Christine Tamblyn, in collaboration with Marjorie Franklin and Paul Tompkins, offers a good mix of humor, feminist theory, and pop culture to address the seduction of technology and ways in which women have been depicted within science fiction and conversely faced with a difficult task of penetrating a male dominated techno culture. This self-published CD ROM operates in the domain of the "artists' book" in the same idiosyncratic spirit of those tenacious printed works of the early 70s done on proof presses and xerox machines. In the opening of She Loves it, She Loves it Not: Women and Technology 16 Tamblyn greets us as interlocutor and a devilish puck. The main menu is in the form of a daisy, following the "loves me, loves me not" nursery rhyme but also harkening back to the not so innocent political commercial Lyndon Johnson's handlers devised to stigmatize Barry Goldwater. As we move through the menu, one almost expects a cataclysm at some point. There is no single detonation but a series of chain reactions. Each of 12 daisy pedals represents a thematic loop, for example: ideology, power, other, control, violence, communication, and memory. The combination of 1950s science fiction graphic art, video clips from popular films, written comments on culture, technology and women are combined with personal anecdotes from Tamblyn. These are depicted on the screen as little sealed letters, animated and undulating-beckoning the viewer to get personal. Sound is also important as another editorial device and to keep ones attention in moving through loops. The main daisy menu is announced with the sound of heavy breathing further suggesting the seduction of technology-without reaching a climax, which is part of the point. There is no resolution either to the direction that technology is taking nor to the social issues that surround questions of access, learning and control. Tamblyn's "pedal" labeled "Power" shows "How men use technology to consolidate and extend their power over woman." Fortunately, this CD ROM make a solid effort to counter this prevailing notion.
While Tamblyn looks at issues of women's identity and uses her own persona toward that end, The Residents subsume individual identity within a single name. These San Francisco multimedia artists have been working under this term of postal anonymity for over 20 years. They have now added a CD ROM to numerous records, performances, videos-they probably invented the "music video," but well outside of the commercial genre. To enter the world of The Residents means leaving a lot of our cultural baggage at home and excepting the ridiculous as common and the unexpected as the rule. "Freak Show"17 is no different. This CD ROM, published by The Voyager Company, uses some very sophisticated spatial movement within scenes that are rendered using effective lighting and surface construction. This work combines elaborate fictions, historical information, cinema noir qualities to create an experience where the computer disappears and we become mesmerized by both the story-telling and our own thirst to penetrate deeper into dark, forbidding reaches. "Freak Show" greets the viewer with an old fashioned circus tent, within which we are introduced to the "freaks," human aberrations who are both compelling and foreboding.
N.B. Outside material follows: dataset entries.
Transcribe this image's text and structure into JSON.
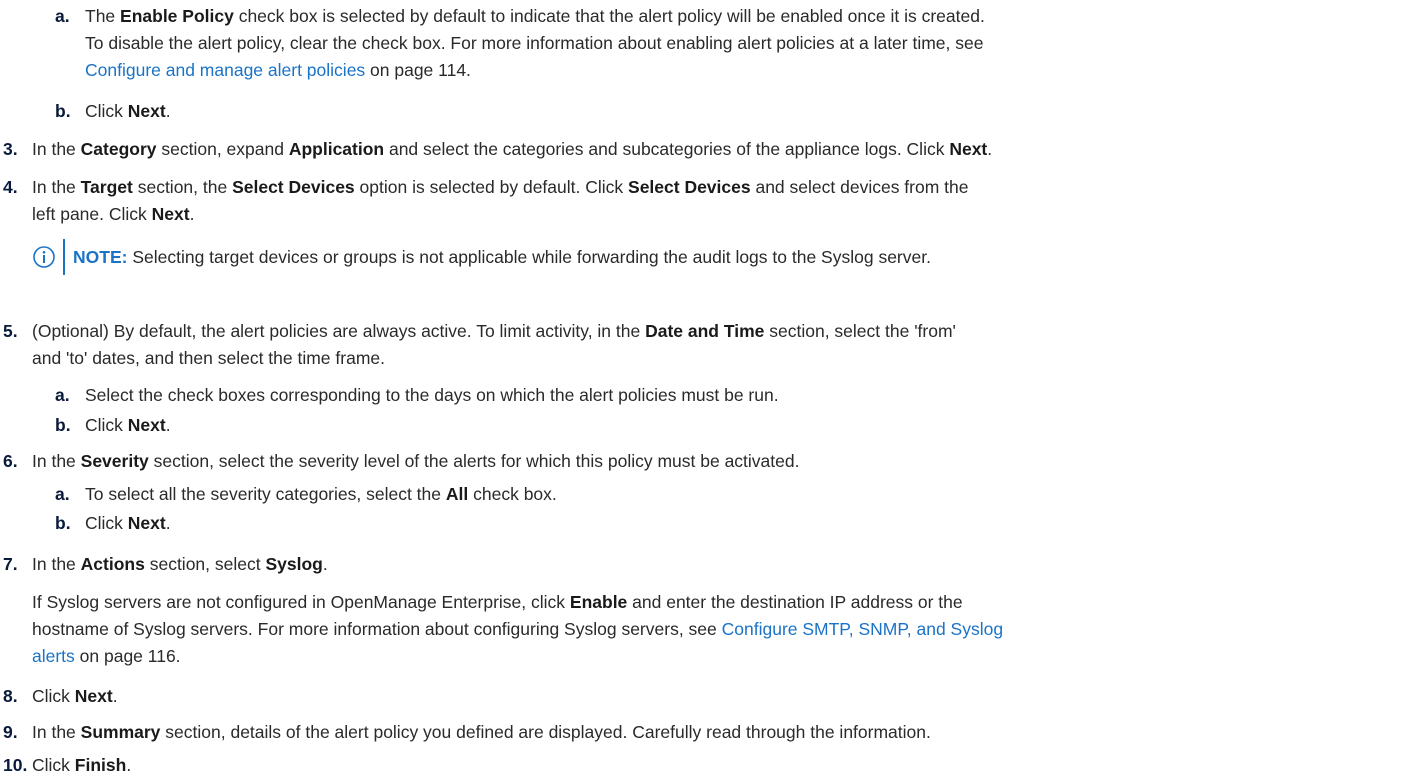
{
  "steps": {
    "s2a": {
      "marker": "a.",
      "p1": "The ",
      "b1": "Enable Policy",
      "p2": " check box is selected by default to indicate that the alert policy will be enabled once it is created."
    },
    "s2a_cont": {
      "p1": "To disable the alert policy, clear the check box. For more information about enabling alert policies at a later time, see"
    },
    "s2a_cont2": {
      "link": "Configure and manage alert policies",
      "p1": " on page 114."
    },
    "s2b": {
      "marker": "b.",
      "p1": "Click ",
      "b1": "Next",
      "p2": "."
    },
    "s3": {
      "marker": "3.",
      "p1": "In the ",
      "b1": "Category",
      "p2": " section, expand ",
      "b2": "Application",
      "p3": " and select the categories and subcategories of the appliance logs. Click ",
      "b3": "Next",
      "p4": "."
    },
    "s4": {
      "marker": "4.",
      "p1": "In the ",
      "b1": "Target",
      "p2": " section, the ",
      "b2": "Select Devices",
      "p3": " option is selected by default. Click ",
      "b3": "Select Devices",
      "p4": " and select devices from the"
    },
    "s4_cont": {
      "p1": "left pane. Click ",
      "b1": "Next",
      "p2": "."
    },
    "note": {
      "label": "NOTE:",
      "text": " Selecting target devices or groups is not applicable while forwarding the audit logs to the Syslog server.",
      "icon": "info-icon",
      "color": "#1a73c7"
    },
    "s5": {
      "marker": "5.",
      "p1": "(Optional) By default, the alert policies are always active. To limit activity, in the ",
      "b1": "Date and Time",
      "p2": " section, select the 'from'"
    },
    "s5_cont": {
      "p1": "and 'to' dates, and then select the time frame."
    },
    "s5a": {
      "marker": "a.",
      "p1": "Select the check boxes corresponding to the days on which the alert policies must be run."
    },
    "s5b": {
      "marker": "b.",
      "p1": "Click ",
      "b1": "Next",
      "p2": "."
    },
    "s6": {
      "marker": "6.",
      "p1": "In the ",
      "b1": "Severity",
      "p2": " section, select the severity level of the alerts for which this policy must be activated."
    },
    "s6a": {
      "marker": "a.",
      "p1": "To select all the severity categories, select the ",
      "b1": "All",
      "p2": " check box."
    },
    "s6b": {
      "marker": "b.",
      "p1": "Click ",
      "b1": "Next",
      "p2": "."
    },
    "s7": {
      "marker": "7.",
      "p1": "In the ",
      "b1": "Actions",
      "p2": " section, select ",
      "b2": "Syslog",
      "p3": "."
    },
    "s7_para1": {
      "p1": "If Syslog servers are not configured in OpenManage Enterprise, click ",
      "b1": "Enable",
      "p2": " and enter the destination IP address or the"
    },
    "s7_para2": {
      "p1": "hostname of Syslog servers. For more information about configuring Syslog servers, see ",
      "link": "Configure SMTP, SNMP, and Syslog"
    },
    "s7_para3": {
      "link": "alerts",
      "p1": " on page 116."
    },
    "s8": {
      "marker": "8.",
      "p1": "Click ",
      "b1": "Next",
      "p2": "."
    },
    "s9": {
      "marker": "9.",
      "p1": "In the ",
      "b1": "Summary",
      "p2": " section, details of the alert policy you defined are displayed. Carefully read through the information."
    },
    "s10": {
      "marker": "10.",
      "p1": "Click ",
      "b1": "Finish",
      "p2": "."
    }
  }
}
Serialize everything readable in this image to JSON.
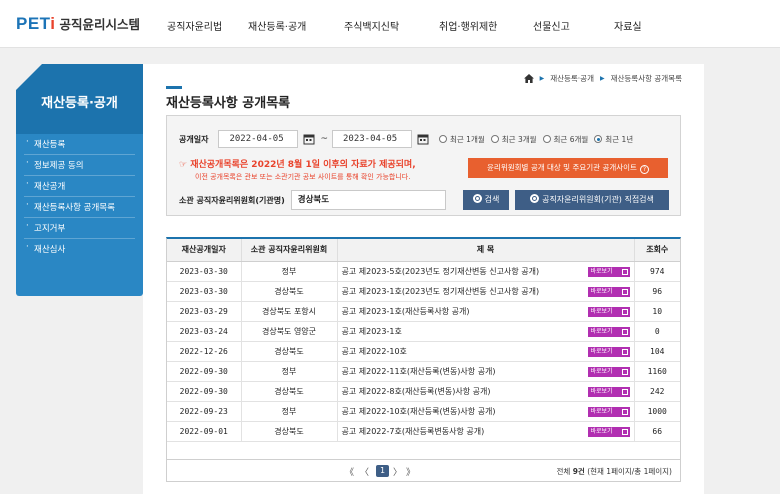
{
  "header": {
    "logo_mark": "PETi",
    "logo_text": "공직윤리시스템",
    "nav": [
      "공직자윤리법",
      "재산등록·공개",
      "주식백지신탁",
      "취업·행위제한",
      "선물신고",
      "자료실"
    ]
  },
  "sidebar": {
    "title": "재산등록·공개",
    "items": [
      "재산등록",
      "정보제공 동의",
      "재산공개",
      "재산등록사항 공개목록",
      "고지거부",
      "재산심사"
    ]
  },
  "breadcrumb": [
    "재산등록·공개",
    "재산등록사항 공개목록"
  ],
  "page_title": "재산등록사항 공개목록",
  "search": {
    "date_label": "공개일자",
    "date_from": "2022-04-05",
    "date_to": "2023-04-05",
    "tilde": "~",
    "periods": [
      "최근 1개월",
      "최근 3개월",
      "최근 6개월",
      "최근 1년"
    ],
    "selected_period": "최근 1년",
    "notice_main": "재산공개목록은 2022년 8월 1일 이후의 자료가 제공되며,",
    "notice_sub": "이전 공개목록은 관보 또는 소관기관 공보 사이트를 통해 확인 가능합니다.",
    "notice_arrow": "☞",
    "orange_button": "윤리위원회별 공개 대상 및 주요기관 공개사이트",
    "committee_label": "소관 공직자윤리위원회(기관명)",
    "committee_value": "경상북도",
    "search_button": "검색",
    "direct_button": "공직자윤리위원회(기관) 직접검색"
  },
  "table": {
    "columns": [
      "재산공개일자",
      "소관 공직자윤리위원회",
      "제 목",
      "조회수"
    ],
    "badge": "바로보기",
    "rows": [
      {
        "date": "2023-03-30",
        "committee": "정부",
        "title": "공고 제2023-5호(2023년도 정기재산변동 신고사항 공개)",
        "views": "974"
      },
      {
        "date": "2023-03-30",
        "committee": "경상북도",
        "title": "공고 제2023-1호(2023년도 정기재산변동 신고사항 공개)",
        "views": "96"
      },
      {
        "date": "2023-03-29",
        "committee": "경상북도 포항시",
        "title": "공고 제2023-1호(재산등록사항 공개)",
        "views": "10"
      },
      {
        "date": "2023-03-24",
        "committee": "경상북도 영양군",
        "title": "공고 제2023-1호",
        "views": "0"
      },
      {
        "date": "2022-12-26",
        "committee": "경상북도",
        "title": "공고 제2022-10호",
        "views": "104"
      },
      {
        "date": "2022-09-30",
        "committee": "정부",
        "title": "공고 제2022-11호(재산등록(변동)사항 공개)",
        "views": "1160"
      },
      {
        "date": "2022-09-30",
        "committee": "경상북도",
        "title": "공고 제2022-8호(재산등록(변동)사항 공개)",
        "views": "242"
      },
      {
        "date": "2022-09-23",
        "committee": "정부",
        "title": "공고 제2022-10호(재산등록(변동)사항 공개)",
        "views": "1000"
      },
      {
        "date": "2022-09-01",
        "committee": "경상북도",
        "title": "공고 제2022-7호(재산등록변동사항 공개)",
        "views": "66"
      }
    ]
  },
  "pagination": {
    "first": "《",
    "prev": "〈",
    "current": "1",
    "next": "〉",
    "last": "》",
    "total_prefix": "전체 ",
    "total_count": "9건",
    "total_suffix": " (현재 1페이지/총 1페이지)"
  },
  "colors": {
    "primary": "#1c73ad",
    "sidebar": "#2a87c4",
    "accent_red": "#e9432c",
    "orange_button": "#e8602f",
    "navy_button": "#3e5e86",
    "badge": "#b12fb1"
  }
}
While one navigates throughout the space using the mouse button you quickly forget the interface-there is an astonishing 3D quality to the images and the illusion of physical movement is quite complete-almost like short tracking shots. In addition to characters like Harry the Head, Jelly Jack The Boneless Boy, and Wanda the Worm Woman, The Residents themselves can be found on a stage which lends a democratic quality to the definition of "freak." Within one tent area a vast history of the 19th century American freak show can be found including Tom Thumb and many lesser-known people. As one moves around the circular tent dropping in to the nine acts, there is one area which we are forbidden to enter. The ring master berates the viewer if one tries to pass the sign with a few mouse clicks. But persistence pays off and we exit behind the tent where the circus trailers are parked. There are many people to visit and stories to be told in dark private spaces. Like Franz Kafka's, "The Hunger Artist," there are many twists to "Freak Show," and all is not as it seems. The Residents' parting comment is typical of the seriousness of their humor: "Life is like a freak show, nobody laughs when they leave."
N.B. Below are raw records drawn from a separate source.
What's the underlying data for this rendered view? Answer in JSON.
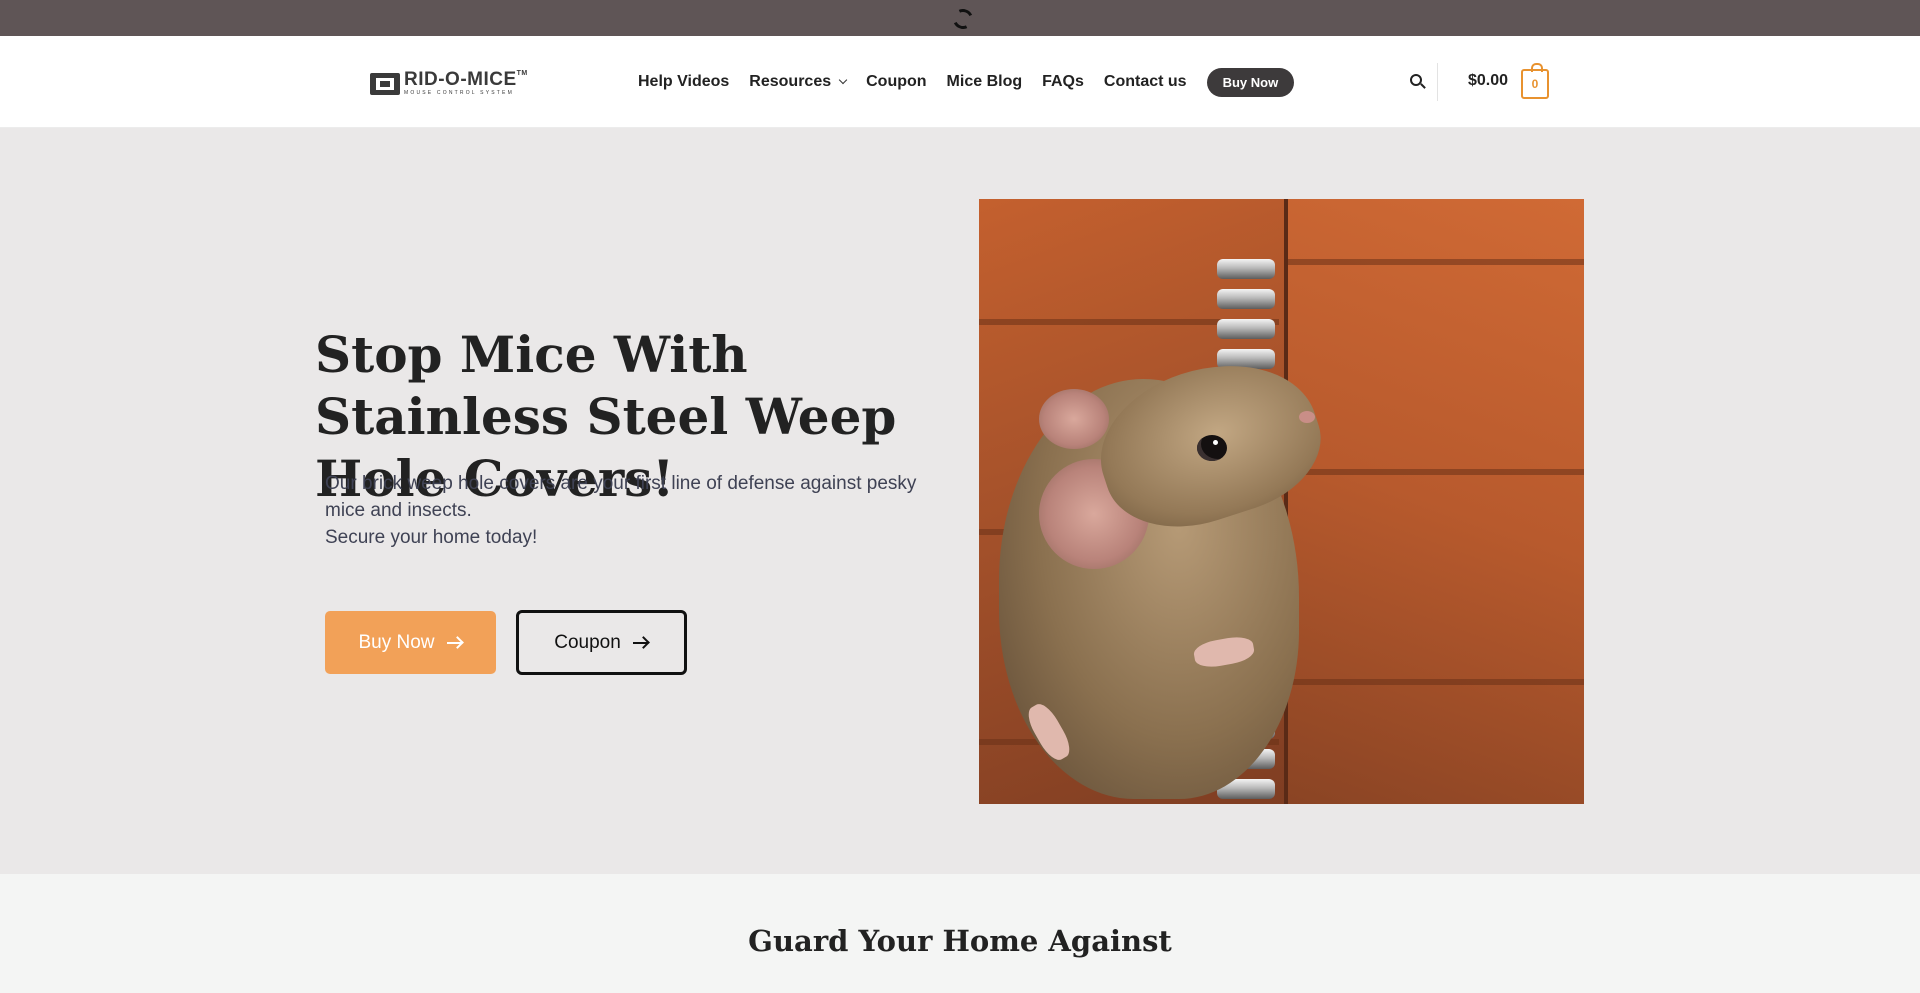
{
  "topbar": {
    "loading_icon": "spinner-icon"
  },
  "header": {
    "logo": {
      "text": "RID-O-MICE",
      "tm": "TM",
      "tagline": "MOUSE CONTROL SYSTEM"
    },
    "nav": [
      {
        "label": "Help Videos"
      },
      {
        "label": "Resources",
        "has_dropdown": true
      },
      {
        "label": "Coupon"
      },
      {
        "label": "Mice Blog"
      },
      {
        "label": "FAQs"
      },
      {
        "label": "Contact us"
      }
    ],
    "nav_buy_label": "Buy Now",
    "cart_total": "$0.00",
    "cart_count": "0",
    "accent_color": "#e8922f"
  },
  "hero": {
    "title": "Stop Mice With Stainless Steel Weep Hole Covers!",
    "description_line1": "Our brick weep hole covers are your first line of defense against pesky mice and insects.",
    "description_line2": "Secure your home today!",
    "buy_label": "Buy Now",
    "coupon_label": "Coupon",
    "buy_color": "#f2a158",
    "image_subject": "mouse beside stainless steel coil weep hole cover in orange brick wall"
  },
  "section2": {
    "title": "Guard Your Home Against"
  }
}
Reality? Introduction Revolution Satellites Spirit of Invention Nation Building Priesthood and Sisterhood TV Community Old Art, New Look New Art, New Ontology 10_holtzer_shaw.html Interactive Installations Interactive Publishing Art and the Net Truth?
17 The Residents, Freak Show, New York: The Voyager Company, 1994.
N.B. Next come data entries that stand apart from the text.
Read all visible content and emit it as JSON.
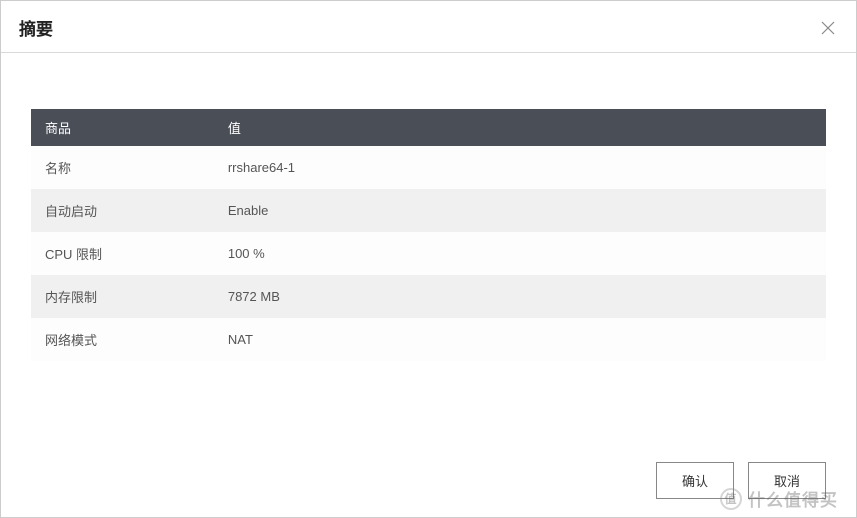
{
  "dialog": {
    "title": "摘要"
  },
  "table": {
    "headers": {
      "col1": "商品",
      "col2": "值"
    },
    "rows": [
      {
        "label": "名称",
        "value": "rrshare64-1"
      },
      {
        "label": "自动启动",
        "value": "Enable"
      },
      {
        "label": "CPU 限制",
        "value": "100 %"
      },
      {
        "label": "内存限制",
        "value": "7872 MB"
      },
      {
        "label": "网络模式",
        "value": "NAT"
      }
    ]
  },
  "buttons": {
    "ok": "确认",
    "cancel": "取消"
  },
  "watermark": {
    "badge": "值",
    "text": "什么值得买"
  }
}
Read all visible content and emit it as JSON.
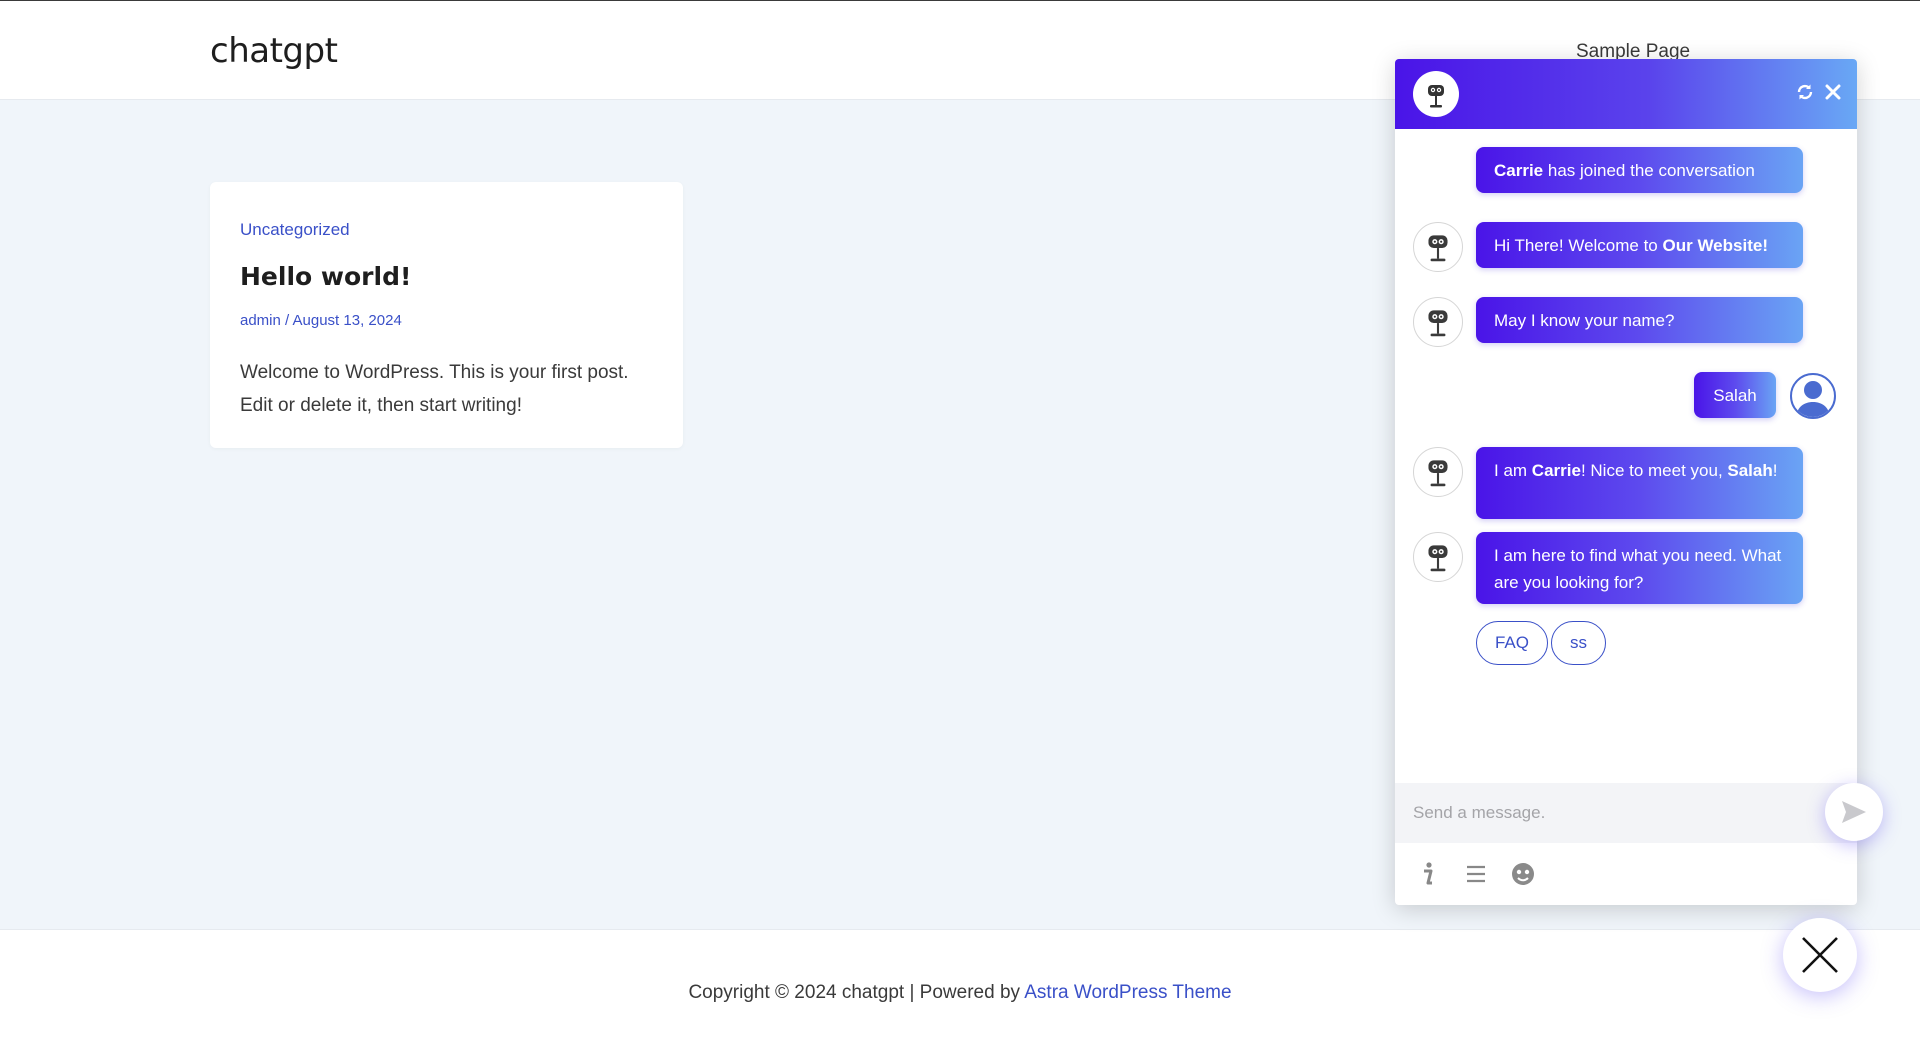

18 Pedro Meyer, Truths and Fictions: A Journey from Documentary to Digital Photography, New York: The Voyager Company, 1994. With additional programming in MacroMedia Director by Stephen Axelrad, this CD also functions as the exhibition catalog to a traveling show by the same name curated by Jonathan Green and organized by the California Museum of Photography.